Excerpts from an interface dataset

****************

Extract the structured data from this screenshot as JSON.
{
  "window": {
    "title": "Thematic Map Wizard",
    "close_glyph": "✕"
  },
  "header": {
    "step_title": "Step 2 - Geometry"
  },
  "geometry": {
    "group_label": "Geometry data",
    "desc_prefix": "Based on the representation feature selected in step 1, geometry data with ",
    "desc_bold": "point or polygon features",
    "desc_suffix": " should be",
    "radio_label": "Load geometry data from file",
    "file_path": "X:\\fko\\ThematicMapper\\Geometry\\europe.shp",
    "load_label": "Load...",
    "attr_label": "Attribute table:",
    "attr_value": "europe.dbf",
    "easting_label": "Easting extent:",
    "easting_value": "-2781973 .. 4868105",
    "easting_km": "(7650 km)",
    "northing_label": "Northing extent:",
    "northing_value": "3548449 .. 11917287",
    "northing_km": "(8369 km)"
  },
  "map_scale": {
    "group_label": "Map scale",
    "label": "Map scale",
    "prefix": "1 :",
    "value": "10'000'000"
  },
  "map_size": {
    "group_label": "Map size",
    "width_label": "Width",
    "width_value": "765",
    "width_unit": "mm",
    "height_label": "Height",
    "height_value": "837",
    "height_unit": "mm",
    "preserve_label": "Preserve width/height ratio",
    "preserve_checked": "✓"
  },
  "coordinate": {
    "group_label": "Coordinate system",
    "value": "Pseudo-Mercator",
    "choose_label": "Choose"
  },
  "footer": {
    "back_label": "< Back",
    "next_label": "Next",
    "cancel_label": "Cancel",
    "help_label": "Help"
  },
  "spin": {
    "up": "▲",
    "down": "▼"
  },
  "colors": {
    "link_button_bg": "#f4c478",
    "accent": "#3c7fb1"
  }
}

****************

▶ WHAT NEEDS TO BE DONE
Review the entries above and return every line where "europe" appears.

▶ EXERCISE OUTPUT
    "file_path": "X:\\fko\\ThematicMapper\\Geometry\\europe.shp",
    "attr_value": "europe.dbf",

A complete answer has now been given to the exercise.